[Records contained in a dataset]
--- START ---

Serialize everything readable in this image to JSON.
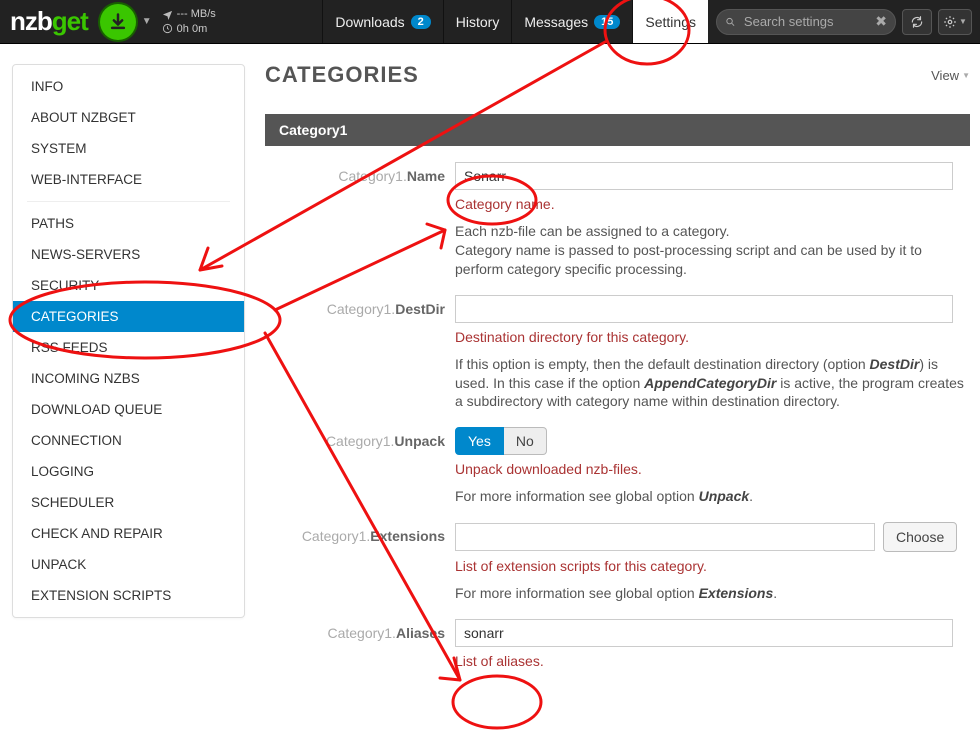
{
  "topbar": {
    "logo1": "nzb",
    "logo2": "get",
    "speed_value": "--- MB/s",
    "time_value": "0h 0m",
    "nav": {
      "downloads": {
        "label": "Downloads",
        "badge": "2"
      },
      "history": {
        "label": "History"
      },
      "messages": {
        "label": "Messages",
        "badge": "15"
      },
      "settings": {
        "label": "Settings"
      }
    },
    "search_placeholder": "Search settings"
  },
  "sidebar": [
    "INFO",
    "ABOUT NZBGET",
    "SYSTEM",
    "WEB-INTERFACE",
    "---",
    "PATHS",
    "NEWS-SERVERS",
    "SECURITY",
    "CATEGORIES",
    "RSS FEEDS",
    "INCOMING NZBS",
    "DOWNLOAD QUEUE",
    "CONNECTION",
    "LOGGING",
    "SCHEDULER",
    "CHECK AND REPAIR",
    "UNPACK",
    "EXTENSION SCRIPTS"
  ],
  "sidebar_active": "CATEGORIES",
  "content": {
    "title": "CATEGORIES",
    "view": "View",
    "section": "Category1",
    "cat_prefix": "Category1.",
    "name": {
      "label": "Name",
      "value": "Sonarr",
      "help_red": "Category name.",
      "help_gray": "Each nzb-file can be assigned to a category.\nCategory name is passed to post-processing script and can be used by it to perform category specific processing."
    },
    "destdir": {
      "label": "DestDir",
      "value": "",
      "help_red": "Destination directory for this category.",
      "help_prefix": "If this option is empty, then the default destination directory (option ",
      "destdir_word": "DestDir",
      "help_mid": ") is used. In this case if the option ",
      "appcat_word": "AppendCategoryDir",
      "help_suffix": " is active, the program creates a subdirectory with category name within destination directory."
    },
    "unpack": {
      "label": "Unpack",
      "yes": "Yes",
      "no": "No",
      "help_red": "Unpack downloaded nzb-files.",
      "help_prefix": "For more information see global option ",
      "opt_word": "Unpack",
      "help_suffix": "."
    },
    "extensions": {
      "label": "Extensions",
      "value": "",
      "choose": "Choose",
      "help_red": "List of extension scripts for this category.",
      "help_prefix": "For more information see global option ",
      "opt_word": "Extensions",
      "help_suffix": "."
    },
    "aliases": {
      "label": "Aliases",
      "value": "sonarr",
      "help_red": "List of aliases."
    }
  }
}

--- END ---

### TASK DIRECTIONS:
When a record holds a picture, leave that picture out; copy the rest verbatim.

### REPLY:
Serialize everything readable in this image to JSON.
{
  "topbar": {
    "logo1": "nzb",
    "logo2": "get",
    "speed_value": "--- MB/s",
    "time_value": "0h 0m",
    "nav": {
      "downloads": {
        "label": "Downloads",
        "badge": "2"
      },
      "history": {
        "label": "History"
      },
      "messages": {
        "label": "Messages",
        "badge": "15"
      },
      "settings": {
        "label": "Settings"
      }
    },
    "search_placeholder": "Search settings"
  },
  "sidebar": [
    "INFO",
    "ABOUT NZBGET",
    "SYSTEM",
    "WEB-INTERFACE",
    "---",
    "PATHS",
    "NEWS-SERVERS",
    "SECURITY",
    "CATEGORIES",
    "RSS FEEDS",
    "INCOMING NZBS",
    "DOWNLOAD QUEUE",
    "CONNECTION",
    "LOGGING",
    "SCHEDULER",
    "CHECK AND REPAIR",
    "UNPACK",
    "EXTENSION SCRIPTS"
  ],
  "sidebar_active": "CATEGORIES",
  "content": {
    "title": "CATEGORIES",
    "view": "View",
    "section": "Category1",
    "cat_prefix": "Category1.",
    "name": {
      "label": "Name",
      "value": "Sonarr",
      "help_red": "Category name.",
      "help_gray": "Each nzb-file can be assigned to a category.\nCategory name is passed to post-processing script and can be used by it to perform category specific processing."
    },
    "destdir": {
      "label": "DestDir",
      "value": "",
      "help_red": "Destination directory for this category.",
      "help_prefix": "If this option is empty, then the default destination directory (option ",
      "destdir_word": "DestDir",
      "help_mid": ") is used. In this case if the option ",
      "appcat_word": "AppendCategoryDir",
      "help_suffix": " is active, the program creates a subdirectory with category name within destination directory."
    },
    "unpack": {
      "label": "Unpack",
      "yes": "Yes",
      "no": "No",
      "help_red": "Unpack downloaded nzb-files.",
      "help_prefix": "For more information see global option ",
      "opt_word": "Unpack",
      "help_suffix": "."
    },
    "extensions": {
      "label": "Extensions",
      "value": "",
      "choose": "Choose",
      "help_red": "List of extension scripts for this category.",
      "help_prefix": "For more information see global option ",
      "opt_word": "Extensions",
      "help_suffix": "."
    },
    "aliases": {
      "label": "Aliases",
      "value": "sonarr",
      "help_red": "List of aliases."
    }
  }
}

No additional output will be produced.